> **ASSIGNMENT**: All of the entries below are to be repeated word for word.

---*---

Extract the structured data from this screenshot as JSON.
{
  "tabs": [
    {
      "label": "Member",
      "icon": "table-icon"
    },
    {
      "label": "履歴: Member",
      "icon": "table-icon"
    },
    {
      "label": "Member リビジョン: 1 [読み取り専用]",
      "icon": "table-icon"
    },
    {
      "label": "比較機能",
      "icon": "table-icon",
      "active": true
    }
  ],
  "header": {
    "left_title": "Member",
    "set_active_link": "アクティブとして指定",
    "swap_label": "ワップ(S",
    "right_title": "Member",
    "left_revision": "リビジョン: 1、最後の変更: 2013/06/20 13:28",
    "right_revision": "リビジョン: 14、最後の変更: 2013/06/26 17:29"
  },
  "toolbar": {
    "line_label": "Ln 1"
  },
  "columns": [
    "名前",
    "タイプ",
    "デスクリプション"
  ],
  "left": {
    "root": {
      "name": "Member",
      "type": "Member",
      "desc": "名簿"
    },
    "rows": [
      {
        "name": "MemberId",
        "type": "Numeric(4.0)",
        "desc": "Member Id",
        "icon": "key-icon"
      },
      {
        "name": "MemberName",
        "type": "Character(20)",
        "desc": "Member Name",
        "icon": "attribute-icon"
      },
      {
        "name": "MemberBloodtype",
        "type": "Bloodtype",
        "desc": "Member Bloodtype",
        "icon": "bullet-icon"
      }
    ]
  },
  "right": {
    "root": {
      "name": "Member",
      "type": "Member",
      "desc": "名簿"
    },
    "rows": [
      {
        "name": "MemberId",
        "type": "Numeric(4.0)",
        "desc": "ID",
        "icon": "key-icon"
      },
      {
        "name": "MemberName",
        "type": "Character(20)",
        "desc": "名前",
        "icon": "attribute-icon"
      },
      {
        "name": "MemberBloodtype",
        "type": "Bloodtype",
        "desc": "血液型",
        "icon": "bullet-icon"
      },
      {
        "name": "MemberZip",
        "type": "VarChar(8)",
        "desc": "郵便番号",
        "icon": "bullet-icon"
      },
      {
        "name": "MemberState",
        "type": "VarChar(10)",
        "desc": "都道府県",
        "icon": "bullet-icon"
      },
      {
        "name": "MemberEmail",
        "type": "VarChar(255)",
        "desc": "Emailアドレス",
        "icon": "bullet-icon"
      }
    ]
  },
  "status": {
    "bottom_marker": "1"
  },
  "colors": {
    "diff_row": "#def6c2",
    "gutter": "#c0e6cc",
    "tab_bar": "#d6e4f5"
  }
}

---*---

> **ANSWER SECTION**:
Extract the structured data from this screenshot as JSON.
{
  "tabs": [
    {
      "label": "Member",
      "icon": "table-icon"
    },
    {
      "label": "履歴: Member",
      "icon": "table-icon"
    },
    {
      "label": "Member リビジョン: 1 [読み取り専用]",
      "icon": "table-icon"
    },
    {
      "label": "比較機能",
      "icon": "table-icon",
      "active": true
    }
  ],
  "header": {
    "left_title": "Member",
    "set_active_link": "アクティブとして指定",
    "swap_label": "ワップ(S",
    "right_title": "Member",
    "left_revision": "リビジョン: 1、最後の変更: 2013/06/20 13:28",
    "right_revision": "リビジョン: 14、最後の変更: 2013/06/26 17:29"
  },
  "toolbar": {
    "line_label": "Ln 1"
  },
  "columns": [
    "名前",
    "タイプ",
    "デスクリプション"
  ],
  "left": {
    "root": {
      "name": "Member",
      "type": "Member",
      "desc": "名簿"
    },
    "rows": [
      {
        "name": "MemberId",
        "type": "Numeric(4.0)",
        "desc": "Member Id",
        "icon": "key-icon"
      },
      {
        "name": "MemberName",
        "type": "Character(20)",
        "desc": "Member Name",
        "icon": "attribute-icon"
      },
      {
        "name": "MemberBloodtype",
        "type": "Bloodtype",
        "desc": "Member Bloodtype",
        "icon": "bullet-icon"
      }
    ]
  },
  "right": {
    "root": {
      "name": "Member",
      "type": "Member",
      "desc": "名簿"
    },
    "rows": [
      {
        "name": "MemberId",
        "type": "Numeric(4.0)",
        "desc": "ID",
        "icon": "key-icon"
      },
      {
        "name": "MemberName",
        "type": "Character(20)",
        "desc": "名前",
        "icon": "attribute-icon"
      },
      {
        "name": "MemberBloodtype",
        "type": "Bloodtype",
        "desc": "血液型",
        "icon": "bullet-icon"
      },
      {
        "name": "MemberZip",
        "type": "VarChar(8)",
        "desc": "郵便番号",
        "icon": "bullet-icon"
      },
      {
        "name": "MemberState",
        "type": "VarChar(10)",
        "desc": "都道府県",
        "icon": "bullet-icon"
      },
      {
        "name": "MemberEmail",
        "type": "VarChar(255)",
        "desc": "Emailアドレス",
        "icon": "bullet-icon"
      }
    ]
  },
  "status": {
    "bottom_marker": "1"
  },
  "colors": {
    "diff_row": "#def6c2",
    "gutter": "#c0e6cc",
    "tab_bar": "#d6e4f5"
  }
}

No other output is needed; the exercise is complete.